Elizabeth Fisher Johnson had eight children, including her daughter, Lillian Johnson, who became an activist in education for women and the poor. 

Lillian pioneered in higher education for women, graduating from the University of Michigan with a B.A., then doing graduate studies in Germany and the Sorbonne in France. She received her Ph.D. at Cornell University in 1902, all at a time when these academic achievements were almost unheard of for women. 

She taught in Memphis at the Clara Conway Institute for Girls and at the Hope Night School for working students, beginning as a teacher there and becoming principal and business manager. She collected $1,500 from Memphis merchants each year for Hope’s maintenance until finally making it part of the Memphis city school system. The school was a pioneering effort to give working people better lives.

Lillian taught at Vassar College for four years and while there laid the foundation for the Southern Association of College Women, started in 1903. In 1904 she became president of Western College for Women in Oxford, Ohio, a position she held until 1908. Then she returned to Memphis and taught history at what was later Central High School.

As chair of the Education Committee of the Tennessee Federation of Women’s Clubs and the Nineteenth Century Club, she was one of three women seen as the primary leaders in getting the West Tennessee Normal School (now the University of Memphis) established in 1912. Johnson saw this as an opportunity for women to get a higher education and become teachers, as most Normal School students were women. 

She became interested in rural education and moved to Monteagle, in Grundy County, TN, in 1915, one of the 10 poorest counties in the nation. For the next 17 years she worked to educate and make life better for south Appalachian farming families. After failing to establish a cooperative of her own, she donated her house and property in Summerfield in 1932 to Myles Horton who began the Highlander Folk School there with a policy of being an integrated institution from the time it opened. The school became known for its activism in training leaders in labor organizing and civil rights.

Lillian later retired to Florida, where she cofounded the Bradenton Community Welfare Council, made up of African-American and white women’s organizations; it established an African-American Youth Center and worked on other interracial projects. 

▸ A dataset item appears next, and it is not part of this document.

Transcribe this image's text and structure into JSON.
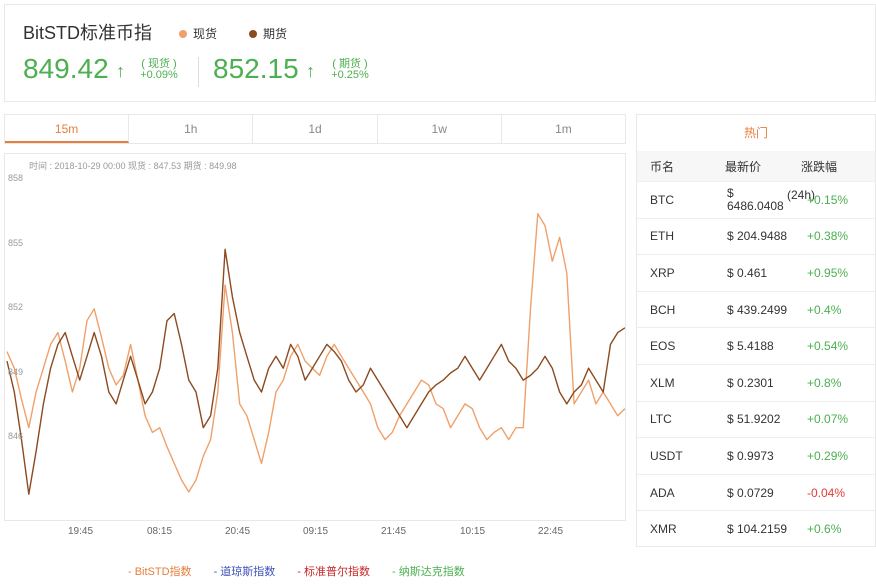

Lillian Wycoff Johnson died there in 1956 at the age of 96, having never married.